This column, and all of Dobber's work, can also be read on The Hockey News, ESPN.com and MSN.ca.
It is no secret that the power play is the most important element of offense in the playoffs. This makes the participants of the power play the most fantasy worthy in terms of playoff pools. Defensemen who quarterback the PP actually see their production rise by as much as 40 per cent. This makes moving them up your draft list a no-brainer. In part two of a two-part piece, FPL will take a look at the Eastern Conference quarterbacks.
This team was looking all season long for a suitable power-play quarterback and they finally found one in February in Alexei Zhitnik. After they decided that Braydon Coburn was not ready, while Steve McCarthy and Niklas Havelid proved unsuitable, the Thrashers went out and got Zhitnik. If you like Atlanta players for your playoff pool, then Zhitnik should be right up there on your list. He has 14 points in 15 games since joining the team and while that would be a little high in terms of what to expect in the postseason, it won’t be that far off if the team gets out of the first round.
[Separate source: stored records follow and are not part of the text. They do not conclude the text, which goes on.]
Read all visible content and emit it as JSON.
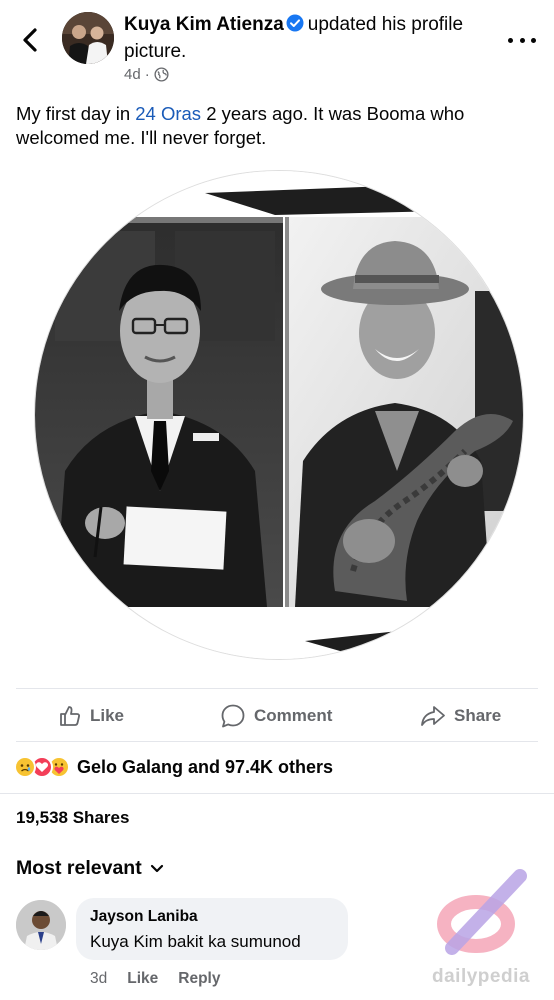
{
  "post": {
    "author": "Kuya Kim Atienza",
    "action_text": "updated his profile picture.",
    "time": "4d",
    "caption_before": "My first day in ",
    "caption_link": "24 Oras",
    "caption_after": " 2 years ago. It was Booma who welcomed me. I'll never forget."
  },
  "actions": {
    "like": "Like",
    "comment": "Comment",
    "share": "Share"
  },
  "reactions": {
    "summary": "Gelo Galang and 97.4K others"
  },
  "shares": "19,538 Shares",
  "comments": {
    "sort_label": "Most relevant",
    "items": [
      {
        "author": "Jayson Laniba",
        "text": "Kuya Kim bakit ka sumunod",
        "time": "3d",
        "like": "Like",
        "reply": "Reply"
      }
    ]
  },
  "watermark": "dailypedia",
  "colors": {
    "link": "#1a5bb8",
    "verified": "#1877f2",
    "secondary_text": "#65676b",
    "divider": "#e4e6eb"
  },
  "icons": {
    "back": "chevron-left-icon",
    "verified": "verified-badge-icon",
    "audience": "globe-icon",
    "more": "more-dots-icon",
    "like": "thumbs-up-icon",
    "comment": "comment-bubble-icon",
    "share": "share-arrow-icon",
    "sort": "chevron-down-icon"
  }
}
He is the only option on the blue line with this team as far as fantasy hockey is concerned.
The Sabres have several options on the point, the best of which is Brian Campbell. That being said, Campbell regressed significantly last postseason, posting just six assists (and no goals) in 18 playoff games. In fact, Henrik Tallinder was the rearguard who stepped up for them, tallying eight points in just 14 contests. Teppo Numminen, Toni Lydman and Dimitri Kalinin can all put up seven or eight points in a prolonged playoff run. Jaroslav Spacek can put up as much as a dozen. My favorite dark horse is rookie Nathan Paetsch. The 24-year-old rookie will have to prove himself in the first round. If he does that, coach Lindy Ruff will use him in more and more situations and you could see him surprise. Paetsch had a run this season of 17 points in 24 games, but that was when Spacek and Lydman were both sidelined with injuries and Paetsch got the ice time that he needed.
Seeing as Sheldon Souray is currently tied for the NHL record for power play goals by defensemen, it’s safe to say that he will contribute on with the man advantage in the postseason. Andrei Markov is also having a career season and his production should also go up a little when the playoffs begin. The only other offensive rearguard that may put up decent numbers is Mark Streit, but he has played a lot as a winger lately and does not really quarterback the power play.
Paul Martin has had a disappointing year this year by fantasy standards, but Brian Rafalski set a new career high. The latter had a fantastic playoff last year, garnering nine points in nine games while the former slipped in production. It’s safe to say that Rafalski is one man you can move up your draft list. The rest of the New Jersey rearguards – leave them be.
New York Rangers
Paul Mara has just five points in 17 games since joining the Rangers at the deadline, but he has the potential to be a real dark horse. He is the No.2 man on the blue line when the Rangers are up a man and he will likely be available in the final round of your draft. If you feel that New York will go two or even three rounds, then Mara would be a steal. Michal Rozsival has been the quarterback, smashing his offensive career high this year. Don’t expect that to change in the postseason.
Wade Redden. Those are the only two words you need to know here. Yes, Tom Preissing is ahead of him in points, but Redden would be a 65-point player if he stayed healthy. Therein lies the risk. Redden has battled a groin injury all season, but c’mon – this is the postseason! When Redden has been at full health, he tallied 29 points in 37 games. That was from Christmas until the middle of March. His production will go up in a big way. If the Sens play 20 games, put Redden down for 16 or 17 points. Preissing, Joe Corvo, and Andrej Meszaros can also post a good 12 or 13 points if given three or four full rounds to get them. Out of those three, I like Preissing the best to do this.
The Pens’ blueliners are a fantasy poolie’s dream. Their role is obvious – there will be no surprises. Sergei Gonchar and Ryan Whitney will get all the points while the rest of the rearguards will not. Both players are hovering around the 0.70 to 0.80 points per game. Come playoff time, prepare yourself to watch them up that by 20 percent. Expect 0.90 to 1.00 points per game from the quarterbacks of one of the best power plays in hockey.
Dan Boyle is one of the most underrated defensemen in fantasy hockey. The reality is, this guy is top five in terms of offense and is a consistent 50-point player. This season he has 63 points. For every 10 playoff games that he plays, expect seven or eight points at the very least. Paul Ranger is a nice dark horse. Not only can he be had in the final round of your draft, but last season he stepped it up at the right time with six points in five playoff games. Filip Kuba is another option. He is very streaky, so you would have to hope that if you draft him, he will begin a good streak…and not a bad one.
Bryan McCabe and Tomas Kaberle sit 1-2 in Leafs scoring with 56 points apiece. Rookie Ian White is the next rearguard on the list, sitting 15th. The McCabe and Kaberle combination are the only options that should be considered in the postseason, but both already produce in the 0.70 to 0.80 points-per-game range. Do not expect that to increase too much, as these guys already get all the ice time and PP time that they need.